Material for this task.
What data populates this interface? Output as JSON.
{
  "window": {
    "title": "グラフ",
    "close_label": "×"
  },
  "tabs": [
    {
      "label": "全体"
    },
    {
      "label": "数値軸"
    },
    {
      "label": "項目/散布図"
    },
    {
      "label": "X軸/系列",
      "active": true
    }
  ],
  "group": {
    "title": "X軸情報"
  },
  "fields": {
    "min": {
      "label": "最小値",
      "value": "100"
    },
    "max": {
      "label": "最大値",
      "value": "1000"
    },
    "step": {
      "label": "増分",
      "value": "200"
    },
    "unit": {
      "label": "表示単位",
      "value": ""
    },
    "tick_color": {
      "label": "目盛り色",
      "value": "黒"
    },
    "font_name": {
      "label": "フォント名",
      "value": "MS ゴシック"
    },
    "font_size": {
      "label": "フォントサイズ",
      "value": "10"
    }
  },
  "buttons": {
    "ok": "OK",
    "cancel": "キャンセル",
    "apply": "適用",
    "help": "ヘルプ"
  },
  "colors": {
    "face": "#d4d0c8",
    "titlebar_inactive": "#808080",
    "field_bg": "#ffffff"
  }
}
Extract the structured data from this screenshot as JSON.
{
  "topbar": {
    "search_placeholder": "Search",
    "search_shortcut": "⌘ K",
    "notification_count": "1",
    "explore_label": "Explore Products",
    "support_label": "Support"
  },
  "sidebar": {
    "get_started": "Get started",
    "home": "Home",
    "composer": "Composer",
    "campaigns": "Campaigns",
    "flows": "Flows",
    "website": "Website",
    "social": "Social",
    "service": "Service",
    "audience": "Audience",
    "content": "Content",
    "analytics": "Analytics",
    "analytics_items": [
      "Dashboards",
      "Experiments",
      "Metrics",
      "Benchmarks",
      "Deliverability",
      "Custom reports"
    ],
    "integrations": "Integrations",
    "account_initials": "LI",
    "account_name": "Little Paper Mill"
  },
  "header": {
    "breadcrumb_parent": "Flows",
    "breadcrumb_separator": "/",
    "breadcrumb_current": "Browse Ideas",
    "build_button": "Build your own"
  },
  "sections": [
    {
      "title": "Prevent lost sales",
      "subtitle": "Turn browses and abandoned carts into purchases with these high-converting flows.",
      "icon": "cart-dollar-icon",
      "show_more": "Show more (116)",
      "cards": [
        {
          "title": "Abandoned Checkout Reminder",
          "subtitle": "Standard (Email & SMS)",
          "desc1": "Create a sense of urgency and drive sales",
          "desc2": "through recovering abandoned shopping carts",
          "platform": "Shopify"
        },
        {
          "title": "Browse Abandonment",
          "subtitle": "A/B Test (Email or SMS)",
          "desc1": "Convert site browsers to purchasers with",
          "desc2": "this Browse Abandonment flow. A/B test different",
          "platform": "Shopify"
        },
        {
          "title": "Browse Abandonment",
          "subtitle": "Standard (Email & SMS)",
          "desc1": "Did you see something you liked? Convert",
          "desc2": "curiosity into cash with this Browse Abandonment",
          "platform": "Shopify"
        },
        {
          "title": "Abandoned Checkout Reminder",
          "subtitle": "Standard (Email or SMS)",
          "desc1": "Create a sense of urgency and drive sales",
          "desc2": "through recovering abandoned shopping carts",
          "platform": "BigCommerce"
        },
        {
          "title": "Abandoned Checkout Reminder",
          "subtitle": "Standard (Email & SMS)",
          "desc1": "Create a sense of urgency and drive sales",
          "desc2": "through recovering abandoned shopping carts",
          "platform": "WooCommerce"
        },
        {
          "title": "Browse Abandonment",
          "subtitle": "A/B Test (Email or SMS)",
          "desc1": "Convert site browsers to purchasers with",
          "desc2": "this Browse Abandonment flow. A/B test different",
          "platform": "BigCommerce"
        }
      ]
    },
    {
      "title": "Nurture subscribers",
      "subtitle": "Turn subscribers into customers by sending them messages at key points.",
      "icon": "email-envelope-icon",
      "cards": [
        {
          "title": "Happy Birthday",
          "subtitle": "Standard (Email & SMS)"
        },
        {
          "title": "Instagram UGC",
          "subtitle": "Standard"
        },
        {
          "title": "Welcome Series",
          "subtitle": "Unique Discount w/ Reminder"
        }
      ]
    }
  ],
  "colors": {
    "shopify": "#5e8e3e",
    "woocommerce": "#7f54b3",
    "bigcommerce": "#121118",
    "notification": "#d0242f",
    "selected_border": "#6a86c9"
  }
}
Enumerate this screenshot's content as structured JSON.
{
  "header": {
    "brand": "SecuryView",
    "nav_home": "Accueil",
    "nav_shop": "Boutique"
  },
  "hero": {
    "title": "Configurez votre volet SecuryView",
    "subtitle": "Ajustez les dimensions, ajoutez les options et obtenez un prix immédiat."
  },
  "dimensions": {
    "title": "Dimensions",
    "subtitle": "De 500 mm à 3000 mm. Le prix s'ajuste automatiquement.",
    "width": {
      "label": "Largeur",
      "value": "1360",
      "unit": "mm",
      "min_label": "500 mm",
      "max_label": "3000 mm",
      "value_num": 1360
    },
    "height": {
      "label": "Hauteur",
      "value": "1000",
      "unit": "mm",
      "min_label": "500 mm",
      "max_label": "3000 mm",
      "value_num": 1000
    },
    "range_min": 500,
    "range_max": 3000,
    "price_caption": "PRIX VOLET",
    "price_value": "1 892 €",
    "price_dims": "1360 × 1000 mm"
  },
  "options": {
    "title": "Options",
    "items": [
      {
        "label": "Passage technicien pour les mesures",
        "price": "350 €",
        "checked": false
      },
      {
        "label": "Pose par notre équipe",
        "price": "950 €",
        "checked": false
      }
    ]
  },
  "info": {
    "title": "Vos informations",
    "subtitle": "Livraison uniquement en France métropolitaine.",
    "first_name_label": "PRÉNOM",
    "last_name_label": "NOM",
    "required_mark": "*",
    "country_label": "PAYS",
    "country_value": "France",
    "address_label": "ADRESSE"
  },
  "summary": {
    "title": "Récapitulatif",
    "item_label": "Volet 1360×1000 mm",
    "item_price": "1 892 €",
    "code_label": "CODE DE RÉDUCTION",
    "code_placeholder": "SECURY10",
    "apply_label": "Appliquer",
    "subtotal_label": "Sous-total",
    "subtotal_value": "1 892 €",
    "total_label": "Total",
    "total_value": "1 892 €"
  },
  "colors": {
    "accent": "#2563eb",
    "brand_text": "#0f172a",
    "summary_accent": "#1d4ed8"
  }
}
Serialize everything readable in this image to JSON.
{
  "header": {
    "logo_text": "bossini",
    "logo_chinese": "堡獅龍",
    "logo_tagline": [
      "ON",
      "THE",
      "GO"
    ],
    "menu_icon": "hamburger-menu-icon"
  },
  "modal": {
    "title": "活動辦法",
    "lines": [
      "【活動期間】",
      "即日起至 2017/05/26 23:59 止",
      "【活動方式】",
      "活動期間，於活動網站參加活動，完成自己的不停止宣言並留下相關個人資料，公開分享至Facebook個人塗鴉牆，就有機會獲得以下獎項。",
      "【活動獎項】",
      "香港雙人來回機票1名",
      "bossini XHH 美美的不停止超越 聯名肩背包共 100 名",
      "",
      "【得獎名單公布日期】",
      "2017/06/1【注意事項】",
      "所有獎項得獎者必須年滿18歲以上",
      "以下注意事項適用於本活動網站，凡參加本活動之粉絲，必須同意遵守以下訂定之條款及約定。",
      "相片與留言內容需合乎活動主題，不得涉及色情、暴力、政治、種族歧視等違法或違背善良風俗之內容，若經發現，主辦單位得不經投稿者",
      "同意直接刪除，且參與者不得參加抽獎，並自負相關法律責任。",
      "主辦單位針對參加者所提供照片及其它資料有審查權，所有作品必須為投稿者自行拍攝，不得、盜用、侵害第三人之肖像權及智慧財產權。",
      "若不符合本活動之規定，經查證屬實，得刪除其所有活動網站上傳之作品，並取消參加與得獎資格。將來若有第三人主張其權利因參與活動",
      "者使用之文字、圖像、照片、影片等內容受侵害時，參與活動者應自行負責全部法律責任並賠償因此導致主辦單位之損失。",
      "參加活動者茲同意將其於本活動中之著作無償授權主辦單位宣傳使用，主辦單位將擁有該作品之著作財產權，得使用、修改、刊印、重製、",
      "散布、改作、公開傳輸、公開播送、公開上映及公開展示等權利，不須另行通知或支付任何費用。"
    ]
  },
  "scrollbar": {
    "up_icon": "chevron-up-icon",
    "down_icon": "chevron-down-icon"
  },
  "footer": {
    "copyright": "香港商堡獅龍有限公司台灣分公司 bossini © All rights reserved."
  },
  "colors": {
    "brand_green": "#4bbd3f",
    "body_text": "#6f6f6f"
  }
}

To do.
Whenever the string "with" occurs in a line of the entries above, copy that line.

Response.
      "subtitle": "Turn browses and abandoned carts into purchases with these high-converting flows.",
          "desc1": "Convert site browsers to purchasers with",
          "desc2": "curiosity into cash with this Browse Abandonment",
          "desc1": "Convert site browsers to purchasers with",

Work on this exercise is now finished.